● EXERCISE PROMPT
Your response should consist of every line below, reproduced without alteration.

● EXTRACTED DATA
○ ○ ○
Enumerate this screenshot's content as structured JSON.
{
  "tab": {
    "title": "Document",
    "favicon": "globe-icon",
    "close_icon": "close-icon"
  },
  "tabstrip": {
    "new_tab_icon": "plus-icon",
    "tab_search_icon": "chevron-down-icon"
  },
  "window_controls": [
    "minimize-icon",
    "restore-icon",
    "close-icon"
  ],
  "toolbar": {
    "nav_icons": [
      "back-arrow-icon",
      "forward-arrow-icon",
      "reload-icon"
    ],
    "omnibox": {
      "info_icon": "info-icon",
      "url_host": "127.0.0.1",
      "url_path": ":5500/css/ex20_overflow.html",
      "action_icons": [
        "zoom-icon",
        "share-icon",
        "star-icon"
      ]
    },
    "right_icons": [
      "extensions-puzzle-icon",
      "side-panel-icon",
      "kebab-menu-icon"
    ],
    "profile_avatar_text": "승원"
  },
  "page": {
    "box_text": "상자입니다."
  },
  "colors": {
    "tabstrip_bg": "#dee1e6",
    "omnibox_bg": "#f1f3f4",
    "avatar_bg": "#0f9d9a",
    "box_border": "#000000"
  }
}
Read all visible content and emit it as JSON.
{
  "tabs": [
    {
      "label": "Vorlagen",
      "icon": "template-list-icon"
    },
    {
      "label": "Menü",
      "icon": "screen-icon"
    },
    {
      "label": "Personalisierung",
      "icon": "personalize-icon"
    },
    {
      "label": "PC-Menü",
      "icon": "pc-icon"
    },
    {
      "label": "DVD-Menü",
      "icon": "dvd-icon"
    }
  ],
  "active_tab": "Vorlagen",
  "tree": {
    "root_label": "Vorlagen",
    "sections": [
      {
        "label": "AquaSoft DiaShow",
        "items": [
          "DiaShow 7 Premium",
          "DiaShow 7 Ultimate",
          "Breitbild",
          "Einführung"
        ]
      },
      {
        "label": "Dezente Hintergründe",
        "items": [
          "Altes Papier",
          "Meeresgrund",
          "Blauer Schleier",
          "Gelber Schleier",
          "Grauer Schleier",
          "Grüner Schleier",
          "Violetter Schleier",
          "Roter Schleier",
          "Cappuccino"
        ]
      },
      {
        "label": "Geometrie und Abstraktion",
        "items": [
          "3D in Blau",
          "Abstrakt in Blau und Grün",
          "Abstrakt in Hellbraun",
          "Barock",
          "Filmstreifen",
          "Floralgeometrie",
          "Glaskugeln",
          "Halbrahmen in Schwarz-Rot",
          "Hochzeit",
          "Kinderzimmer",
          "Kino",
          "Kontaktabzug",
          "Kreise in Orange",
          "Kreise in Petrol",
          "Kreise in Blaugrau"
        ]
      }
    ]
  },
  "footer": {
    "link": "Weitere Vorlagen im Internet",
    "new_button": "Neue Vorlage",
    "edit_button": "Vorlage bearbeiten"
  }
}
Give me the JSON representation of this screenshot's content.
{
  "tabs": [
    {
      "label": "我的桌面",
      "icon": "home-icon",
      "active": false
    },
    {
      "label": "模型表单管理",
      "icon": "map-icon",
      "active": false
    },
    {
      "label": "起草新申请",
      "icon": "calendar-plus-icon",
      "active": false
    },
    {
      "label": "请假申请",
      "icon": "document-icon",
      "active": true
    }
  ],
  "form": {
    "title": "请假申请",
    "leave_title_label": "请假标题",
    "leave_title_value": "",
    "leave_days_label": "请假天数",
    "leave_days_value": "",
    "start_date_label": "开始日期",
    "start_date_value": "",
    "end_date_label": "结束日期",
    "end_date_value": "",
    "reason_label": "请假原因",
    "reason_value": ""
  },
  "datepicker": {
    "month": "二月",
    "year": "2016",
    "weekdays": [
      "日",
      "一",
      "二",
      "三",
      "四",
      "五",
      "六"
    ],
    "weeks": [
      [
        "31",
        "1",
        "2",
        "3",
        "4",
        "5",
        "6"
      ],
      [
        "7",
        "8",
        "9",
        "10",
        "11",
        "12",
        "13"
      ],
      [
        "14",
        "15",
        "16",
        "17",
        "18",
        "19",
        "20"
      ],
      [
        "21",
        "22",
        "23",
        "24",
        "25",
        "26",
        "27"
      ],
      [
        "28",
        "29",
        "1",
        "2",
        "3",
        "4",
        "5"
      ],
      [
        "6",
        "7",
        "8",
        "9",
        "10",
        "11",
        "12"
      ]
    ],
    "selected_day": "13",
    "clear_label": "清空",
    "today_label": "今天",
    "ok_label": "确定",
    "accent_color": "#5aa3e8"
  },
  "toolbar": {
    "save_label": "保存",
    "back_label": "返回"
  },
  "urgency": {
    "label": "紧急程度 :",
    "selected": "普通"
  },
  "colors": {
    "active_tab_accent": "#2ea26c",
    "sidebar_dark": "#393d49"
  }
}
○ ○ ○
● TASK SOLUTION
Enumerate this screenshot's content as structured JSON.
{
  "tab": {
    "title": "Document",
    "favicon": "globe-icon",
    "close_icon": "close-icon"
  },
  "tabstrip": {
    "new_tab_icon": "plus-icon",
    "tab_search_icon": "chevron-down-icon"
  },
  "window_controls": [
    "minimize-icon",
    "restore-icon",
    "close-icon"
  ],
  "toolbar": {
    "nav_icons": [
      "back-arrow-icon",
      "forward-arrow-icon",
      "reload-icon"
    ],
    "omnibox": {
      "info_icon": "info-icon",
      "url_host": "127.0.0.1",
      "url_path": ":5500/css/ex20_overflow.html",
      "action_icons": [
        "zoom-icon",
        "share-icon",
        "star-icon"
      ]
    },
    "right_icons": [
      "extensions-puzzle-icon",
      "side-panel-icon",
      "kebab-menu-icon"
    ],
    "profile_avatar_text": "승원"
  },
  "page": {
    "box_text": "상자입니다."
  },
  "colors": {
    "tabstrip_bg": "#dee1e6",
    "omnibox_bg": "#f1f3f4",
    "avatar_bg": "#0f9d9a",
    "box_border": "#000000"
  }
}
Read all visible content and emit it as JSON.
{
  "tabs": [
    {
      "label": "Vorlagen",
      "icon": "template-list-icon"
    },
    {
      "label": "Menü",
      "icon": "screen-icon"
    },
    {
      "label": "Personalisierung",
      "icon": "personalize-icon"
    },
    {
      "label": "PC-Menü",
      "icon": "pc-icon"
    },
    {
      "label": "DVD-Menü",
      "icon": "dvd-icon"
    }
  ],
  "active_tab": "Vorlagen",
  "tree": {
    "root_label": "Vorlagen",
    "sections": [
      {
        "label": "AquaSoft DiaShow",
        "items": [
          "DiaShow 7 Premium",
          "DiaShow 7 Ultimate",
          "Breitbild",
          "Einführung"
        ]
      },
      {
        "label": "Dezente Hintergründe",
        "items": [
          "Altes Papier",
          "Meeresgrund",
          "Blauer Schleier",
          "Gelber Schleier",
          "Grauer Schleier",
          "Grüner Schleier",
          "Violetter Schleier",
          "Roter Schleier",
          "Cappuccino"
        ]
      },
      {
        "label": "Geometrie und Abstraktion",
        "items": [
          "3D in Blau",
          "Abstrakt in Blau und Grün",
          "Abstrakt in Hellbraun",
          "Barock",
          "Filmstreifen",
          "Floralgeometrie",
          "Glaskugeln",
          "Halbrahmen in Schwarz-Rot",
          "Hochzeit",
          "Kinderzimmer",
          "Kino",
          "Kontaktabzug",
          "Kreise in Orange",
          "Kreise in Petrol",
          "Kreise in Blaugrau"
        ]
      }
    ]
  },
  "footer": {
    "link": "Weitere Vorlagen im Internet",
    "new_button": "Neue Vorlage",
    "edit_button": "Vorlage bearbeiten"
  }
}
Give me the JSON representation of this screenshot's content.
{
  "tabs": [
    {
      "label": "我的桌面",
      "icon": "home-icon",
      "active": false
    },
    {
      "label": "模型表单管理",
      "icon": "map-icon",
      "active": false
    },
    {
      "label": "起草新申请",
      "icon": "calendar-plus-icon",
      "active": false
    },
    {
      "label": "请假申请",
      "icon": "document-icon",
      "active": true
    }
  ],
  "form": {
    "title": "请假申请",
    "leave_title_label": "请假标题",
    "leave_title_value": "",
    "leave_days_label": "请假天数",
    "leave_days_value": "",
    "start_date_label": "开始日期",
    "start_date_value": "",
    "end_date_label": "结束日期",
    "end_date_value": "",
    "reason_label": "请假原因",
    "reason_value": ""
  },
  "datepicker": {
    "month": "二月",
    "year": "2016",
    "weekdays": [
      "日",
      "一",
      "二",
      "三",
      "四",
      "五",
      "六"
    ],
    "weeks": [
      [
        "31",
        "1",
        "2",
        "3",
        "4",
        "5",
        "6"
      ],
      [
        "7",
        "8",
        "9",
        "10",
        "11",
        "12",
        "13"
      ],
      [
        "14",
        "15",
        "16",
        "17",
        "18",
        "19",
        "20"
      ],
      [
        "21",
        "22",
        "23",
        "24",
        "25",
        "26",
        "27"
      ],
      [
        "28",
        "29",
        "1",
        "2",
        "3",
        "4",
        "5"
      ],
      [
        "6",
        "7",
        "8",
        "9",
        "10",
        "11",
        "12"
      ]
    ],
    "selected_day": "13",
    "clear_label": "清空",
    "today_label": "今天",
    "ok_label": "确定",
    "accent_color": "#5aa3e8"
  },
  "toolbar": {
    "save_label": "保存",
    "back_label": "返回"
  },
  "urgency": {
    "label": "紧急程度 :",
    "selected": "普通"
  },
  "colors": {
    "active_tab_accent": "#2ea26c",
    "sidebar_dark": "#393d49"
  }
}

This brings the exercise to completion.